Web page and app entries
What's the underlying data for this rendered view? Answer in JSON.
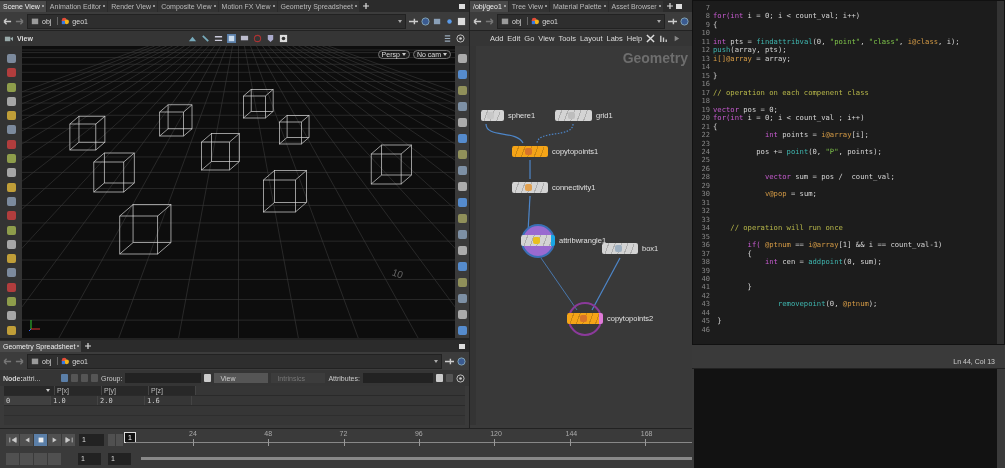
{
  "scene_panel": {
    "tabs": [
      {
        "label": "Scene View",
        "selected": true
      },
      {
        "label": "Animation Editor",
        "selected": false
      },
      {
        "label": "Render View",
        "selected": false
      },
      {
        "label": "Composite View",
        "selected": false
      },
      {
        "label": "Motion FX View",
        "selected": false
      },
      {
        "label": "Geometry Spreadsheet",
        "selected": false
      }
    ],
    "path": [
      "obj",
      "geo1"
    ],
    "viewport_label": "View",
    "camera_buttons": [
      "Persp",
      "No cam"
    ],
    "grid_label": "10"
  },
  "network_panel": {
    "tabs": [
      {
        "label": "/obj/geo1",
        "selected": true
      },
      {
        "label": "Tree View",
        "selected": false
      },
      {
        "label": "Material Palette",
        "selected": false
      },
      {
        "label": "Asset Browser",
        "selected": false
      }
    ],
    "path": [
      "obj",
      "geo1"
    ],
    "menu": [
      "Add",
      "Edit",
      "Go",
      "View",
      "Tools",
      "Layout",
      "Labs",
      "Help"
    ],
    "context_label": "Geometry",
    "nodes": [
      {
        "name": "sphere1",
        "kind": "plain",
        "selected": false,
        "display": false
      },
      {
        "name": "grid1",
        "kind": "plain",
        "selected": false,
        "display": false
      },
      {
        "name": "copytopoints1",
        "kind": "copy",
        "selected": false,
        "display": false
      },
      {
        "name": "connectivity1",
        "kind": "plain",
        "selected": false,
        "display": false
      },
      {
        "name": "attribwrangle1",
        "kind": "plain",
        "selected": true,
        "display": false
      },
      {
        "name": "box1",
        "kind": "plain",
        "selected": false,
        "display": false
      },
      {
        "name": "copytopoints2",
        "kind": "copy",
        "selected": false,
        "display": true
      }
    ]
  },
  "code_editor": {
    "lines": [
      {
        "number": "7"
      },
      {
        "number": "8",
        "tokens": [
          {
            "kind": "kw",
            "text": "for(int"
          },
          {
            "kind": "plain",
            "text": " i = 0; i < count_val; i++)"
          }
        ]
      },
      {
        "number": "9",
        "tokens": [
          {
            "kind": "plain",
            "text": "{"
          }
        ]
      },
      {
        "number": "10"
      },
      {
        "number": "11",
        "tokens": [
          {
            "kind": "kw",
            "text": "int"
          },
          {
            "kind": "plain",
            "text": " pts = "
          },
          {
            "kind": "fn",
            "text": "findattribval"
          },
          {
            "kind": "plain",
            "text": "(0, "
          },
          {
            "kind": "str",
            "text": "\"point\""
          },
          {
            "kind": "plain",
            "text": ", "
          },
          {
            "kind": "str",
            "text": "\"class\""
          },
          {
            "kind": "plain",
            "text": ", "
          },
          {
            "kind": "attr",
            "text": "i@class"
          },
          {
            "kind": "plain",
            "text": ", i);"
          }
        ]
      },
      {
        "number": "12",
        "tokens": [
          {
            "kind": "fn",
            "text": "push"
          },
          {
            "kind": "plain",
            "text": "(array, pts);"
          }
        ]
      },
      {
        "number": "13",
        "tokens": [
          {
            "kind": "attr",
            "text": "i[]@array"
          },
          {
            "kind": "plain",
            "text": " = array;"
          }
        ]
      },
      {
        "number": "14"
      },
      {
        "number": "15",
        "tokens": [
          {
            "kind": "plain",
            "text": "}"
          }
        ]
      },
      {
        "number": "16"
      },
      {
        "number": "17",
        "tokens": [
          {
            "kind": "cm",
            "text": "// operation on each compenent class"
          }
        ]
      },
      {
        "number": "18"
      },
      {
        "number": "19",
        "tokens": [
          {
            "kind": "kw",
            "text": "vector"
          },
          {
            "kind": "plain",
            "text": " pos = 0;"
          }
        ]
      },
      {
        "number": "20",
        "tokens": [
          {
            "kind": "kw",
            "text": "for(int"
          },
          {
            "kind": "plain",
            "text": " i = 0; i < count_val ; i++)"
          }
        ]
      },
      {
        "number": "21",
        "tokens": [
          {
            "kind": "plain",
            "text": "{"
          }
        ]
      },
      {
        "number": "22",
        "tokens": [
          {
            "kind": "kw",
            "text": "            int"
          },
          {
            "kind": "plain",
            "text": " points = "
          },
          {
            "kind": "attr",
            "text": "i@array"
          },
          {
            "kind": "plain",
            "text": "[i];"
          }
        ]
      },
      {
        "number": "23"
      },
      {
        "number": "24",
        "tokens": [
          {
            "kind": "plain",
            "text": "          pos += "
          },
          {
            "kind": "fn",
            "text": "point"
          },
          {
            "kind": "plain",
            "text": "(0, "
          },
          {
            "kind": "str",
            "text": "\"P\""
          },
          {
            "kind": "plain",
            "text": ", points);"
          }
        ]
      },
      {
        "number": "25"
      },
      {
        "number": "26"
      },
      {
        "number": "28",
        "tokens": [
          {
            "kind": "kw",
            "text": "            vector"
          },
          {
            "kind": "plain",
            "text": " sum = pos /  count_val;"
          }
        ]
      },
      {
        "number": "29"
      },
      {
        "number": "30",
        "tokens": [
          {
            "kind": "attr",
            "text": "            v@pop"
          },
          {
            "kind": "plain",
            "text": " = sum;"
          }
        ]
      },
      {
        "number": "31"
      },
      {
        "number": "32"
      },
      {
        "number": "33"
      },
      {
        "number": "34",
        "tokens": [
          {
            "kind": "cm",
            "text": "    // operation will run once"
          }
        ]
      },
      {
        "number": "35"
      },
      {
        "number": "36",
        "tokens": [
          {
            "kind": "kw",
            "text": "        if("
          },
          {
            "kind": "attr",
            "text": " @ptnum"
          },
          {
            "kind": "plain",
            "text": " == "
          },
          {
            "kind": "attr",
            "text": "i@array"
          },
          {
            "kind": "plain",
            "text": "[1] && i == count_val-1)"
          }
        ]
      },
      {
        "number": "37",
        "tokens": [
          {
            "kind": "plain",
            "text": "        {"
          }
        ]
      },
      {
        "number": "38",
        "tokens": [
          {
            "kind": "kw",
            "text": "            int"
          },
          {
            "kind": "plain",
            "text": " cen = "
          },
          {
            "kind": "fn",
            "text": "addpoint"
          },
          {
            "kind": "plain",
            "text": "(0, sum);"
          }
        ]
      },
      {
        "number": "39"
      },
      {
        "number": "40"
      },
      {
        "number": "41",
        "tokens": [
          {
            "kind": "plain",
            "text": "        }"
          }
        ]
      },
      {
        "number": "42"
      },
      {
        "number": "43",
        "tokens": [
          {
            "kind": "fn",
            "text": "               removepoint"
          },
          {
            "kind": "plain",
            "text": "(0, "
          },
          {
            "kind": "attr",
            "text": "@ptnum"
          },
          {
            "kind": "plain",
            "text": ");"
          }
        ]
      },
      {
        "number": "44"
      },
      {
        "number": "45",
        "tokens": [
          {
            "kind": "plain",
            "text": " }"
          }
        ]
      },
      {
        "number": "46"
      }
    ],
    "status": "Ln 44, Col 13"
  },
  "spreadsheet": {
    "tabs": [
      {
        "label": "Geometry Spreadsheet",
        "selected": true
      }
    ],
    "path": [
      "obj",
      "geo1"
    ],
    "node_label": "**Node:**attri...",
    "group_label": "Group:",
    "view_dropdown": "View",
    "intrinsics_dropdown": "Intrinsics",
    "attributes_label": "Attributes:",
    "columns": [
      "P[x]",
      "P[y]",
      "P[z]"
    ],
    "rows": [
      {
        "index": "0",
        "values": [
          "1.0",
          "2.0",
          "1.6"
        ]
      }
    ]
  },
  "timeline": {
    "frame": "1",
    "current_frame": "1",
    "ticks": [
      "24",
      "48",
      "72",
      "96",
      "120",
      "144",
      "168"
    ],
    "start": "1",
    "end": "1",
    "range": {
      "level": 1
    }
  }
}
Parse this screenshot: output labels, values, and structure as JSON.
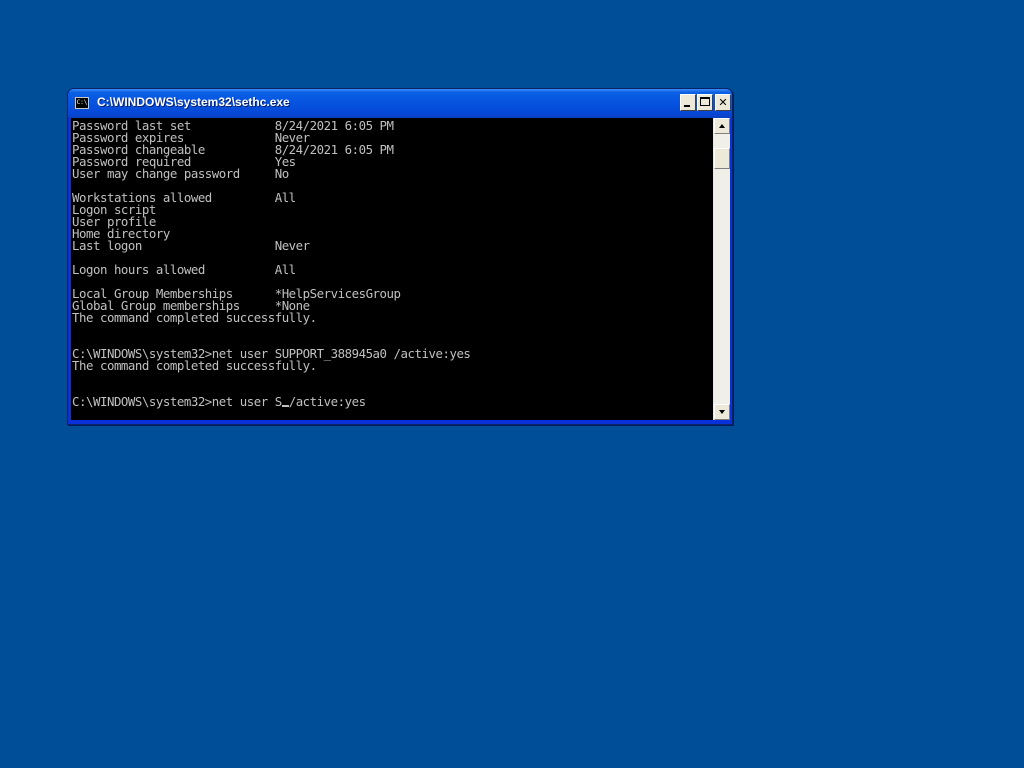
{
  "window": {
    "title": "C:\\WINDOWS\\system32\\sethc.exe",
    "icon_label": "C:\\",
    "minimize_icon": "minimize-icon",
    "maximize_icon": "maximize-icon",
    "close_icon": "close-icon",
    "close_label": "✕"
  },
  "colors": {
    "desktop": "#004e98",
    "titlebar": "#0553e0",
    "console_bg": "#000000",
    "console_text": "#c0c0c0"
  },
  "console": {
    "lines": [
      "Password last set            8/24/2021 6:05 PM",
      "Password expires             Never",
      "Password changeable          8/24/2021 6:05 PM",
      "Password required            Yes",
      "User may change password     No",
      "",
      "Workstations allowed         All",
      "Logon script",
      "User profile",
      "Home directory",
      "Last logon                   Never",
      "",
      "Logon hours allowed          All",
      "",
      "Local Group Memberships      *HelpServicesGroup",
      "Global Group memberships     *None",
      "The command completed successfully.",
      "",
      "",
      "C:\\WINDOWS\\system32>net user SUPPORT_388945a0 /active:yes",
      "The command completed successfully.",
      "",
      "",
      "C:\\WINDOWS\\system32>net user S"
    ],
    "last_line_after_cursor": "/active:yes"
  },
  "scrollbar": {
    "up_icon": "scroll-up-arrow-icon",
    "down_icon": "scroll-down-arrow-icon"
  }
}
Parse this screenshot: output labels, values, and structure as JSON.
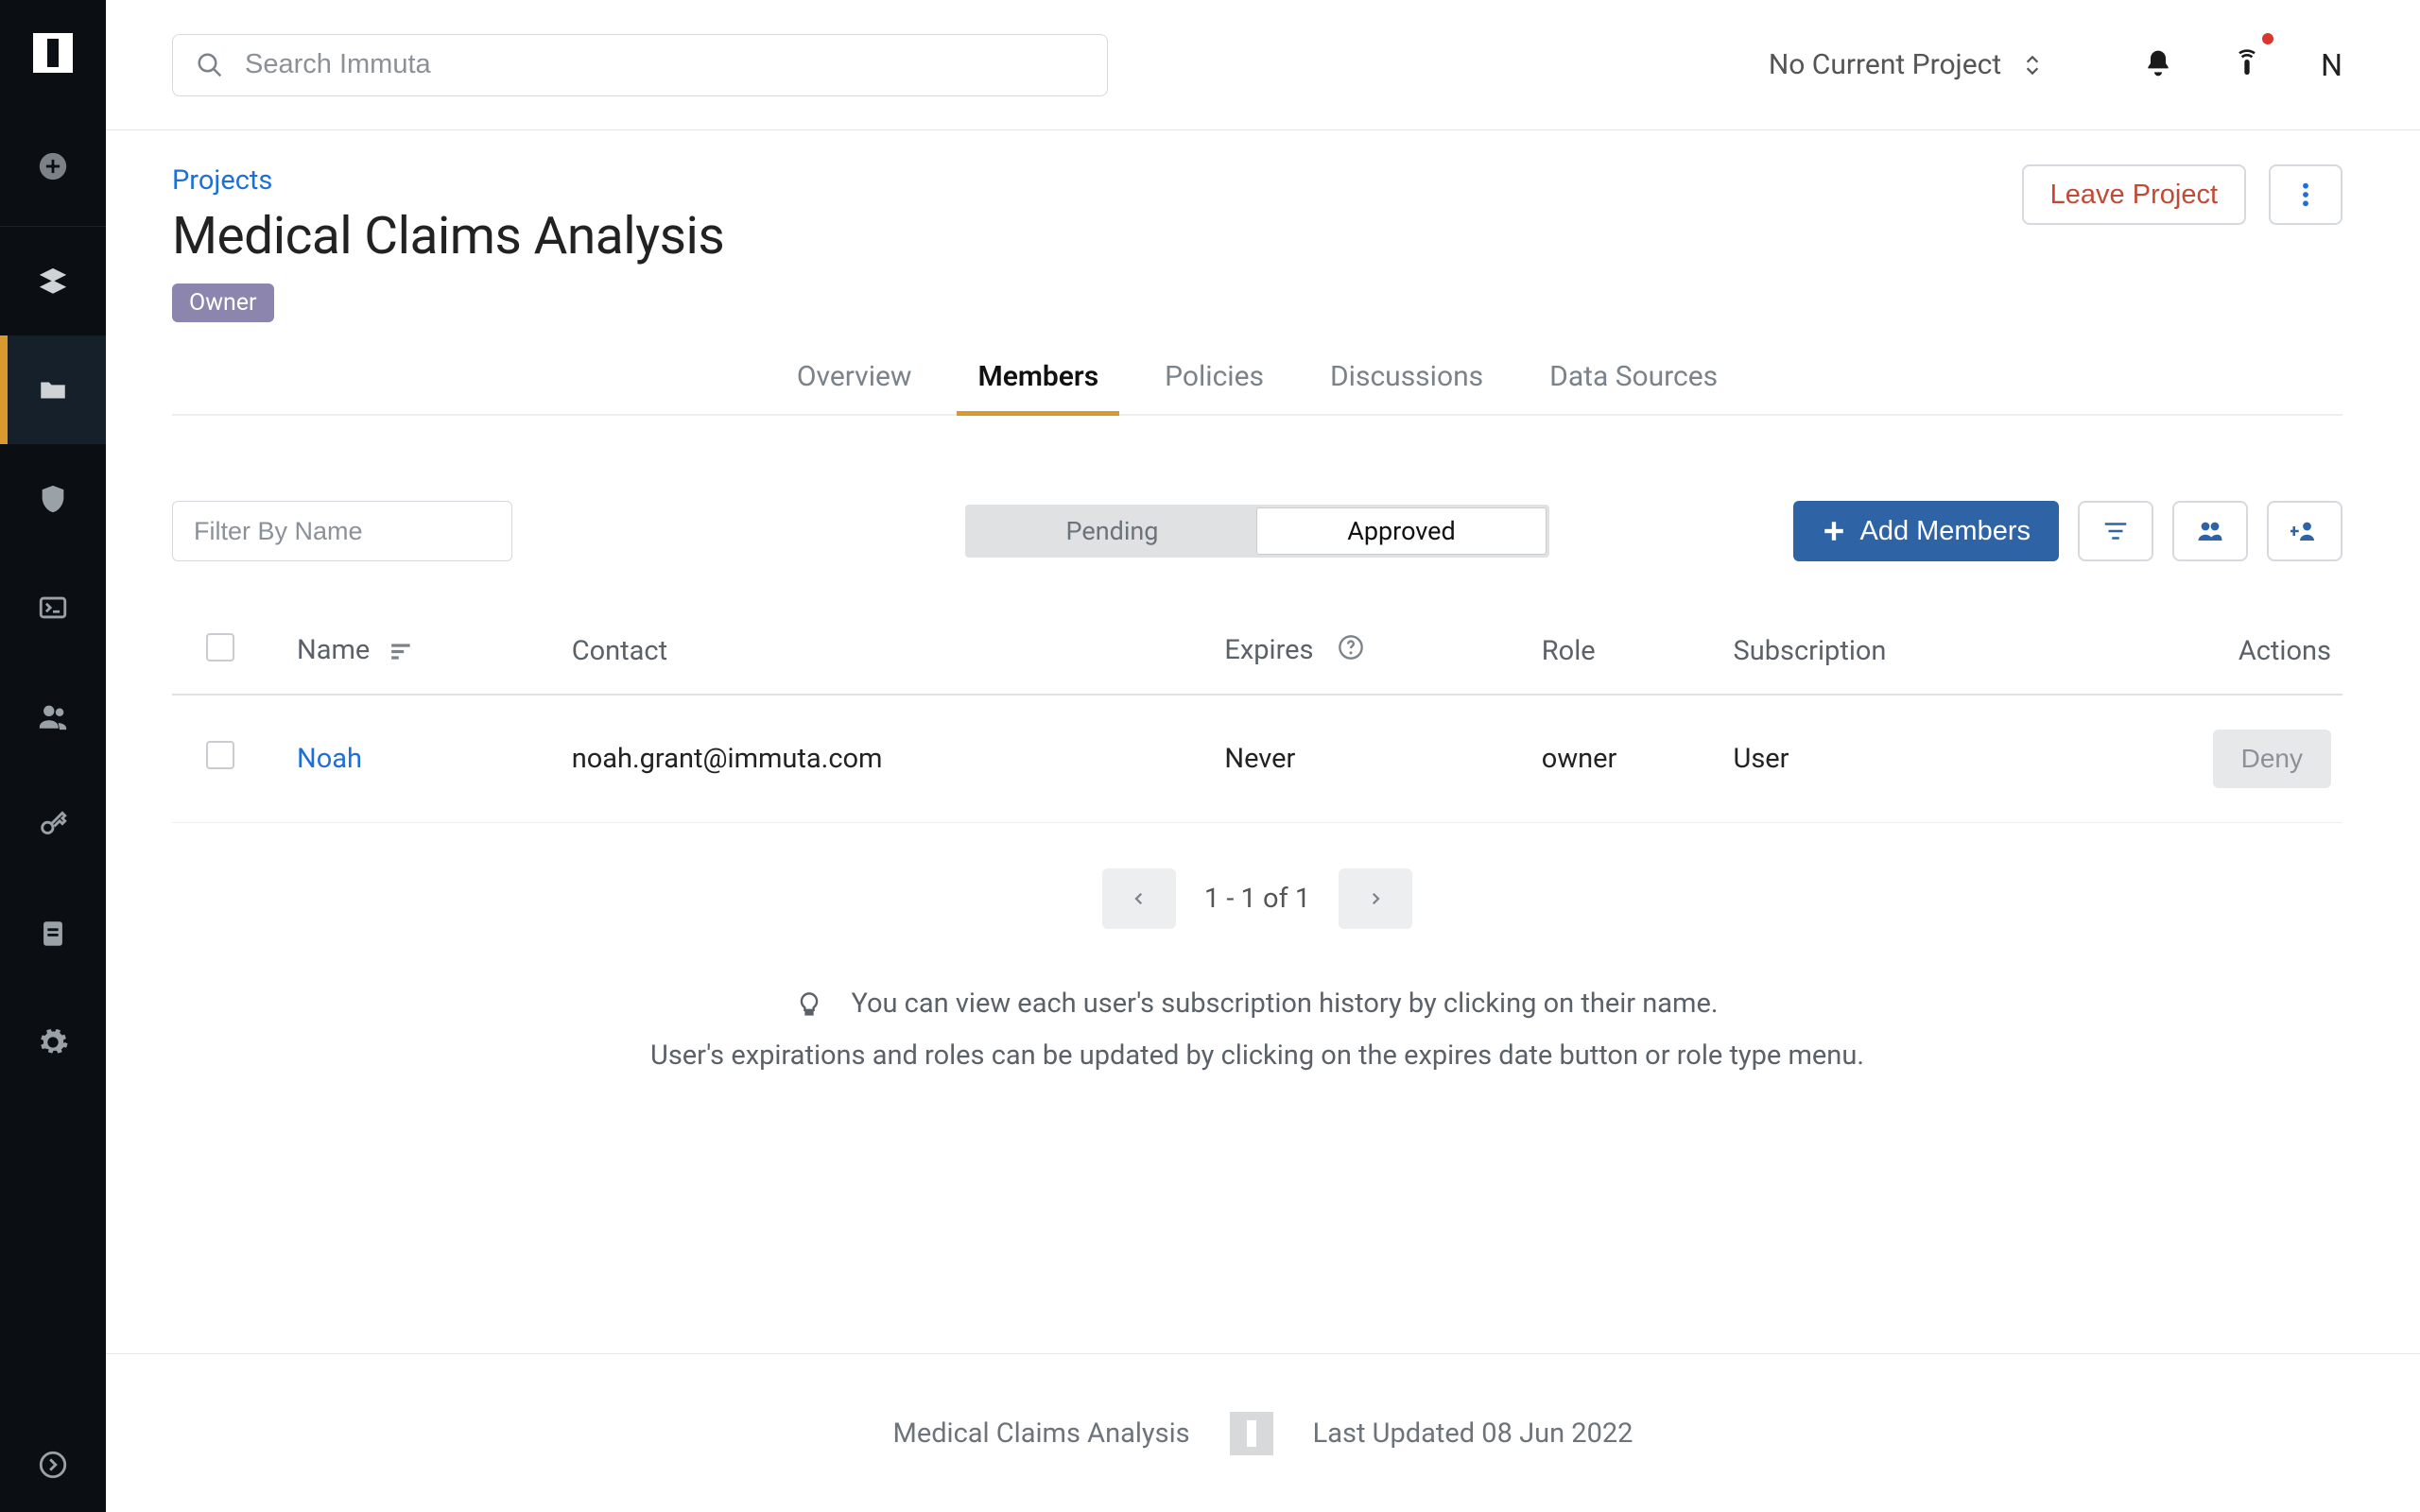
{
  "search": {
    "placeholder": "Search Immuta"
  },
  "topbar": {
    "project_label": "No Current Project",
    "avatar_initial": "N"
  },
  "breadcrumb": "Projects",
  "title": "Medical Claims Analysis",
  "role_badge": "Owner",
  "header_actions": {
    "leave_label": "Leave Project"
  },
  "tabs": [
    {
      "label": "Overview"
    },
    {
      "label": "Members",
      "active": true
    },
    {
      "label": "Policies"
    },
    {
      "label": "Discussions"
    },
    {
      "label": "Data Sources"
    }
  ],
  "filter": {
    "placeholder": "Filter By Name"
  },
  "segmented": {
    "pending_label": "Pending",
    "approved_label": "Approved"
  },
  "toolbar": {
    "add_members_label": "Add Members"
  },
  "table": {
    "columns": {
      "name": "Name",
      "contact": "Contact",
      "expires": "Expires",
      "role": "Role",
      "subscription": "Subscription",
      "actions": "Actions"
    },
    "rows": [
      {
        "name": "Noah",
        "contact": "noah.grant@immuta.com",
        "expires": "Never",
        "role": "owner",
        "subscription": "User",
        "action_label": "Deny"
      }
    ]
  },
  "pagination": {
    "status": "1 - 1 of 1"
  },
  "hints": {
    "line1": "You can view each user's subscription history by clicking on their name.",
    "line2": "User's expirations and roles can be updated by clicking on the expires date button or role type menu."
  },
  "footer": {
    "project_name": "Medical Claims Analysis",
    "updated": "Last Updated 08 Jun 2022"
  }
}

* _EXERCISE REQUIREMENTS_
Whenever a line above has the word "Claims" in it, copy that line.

* _RESPONSE FOR THIS EXERCISE_
  "title": "Medical Claims Analysis",
    "project_name": "Medical Claims Analysis",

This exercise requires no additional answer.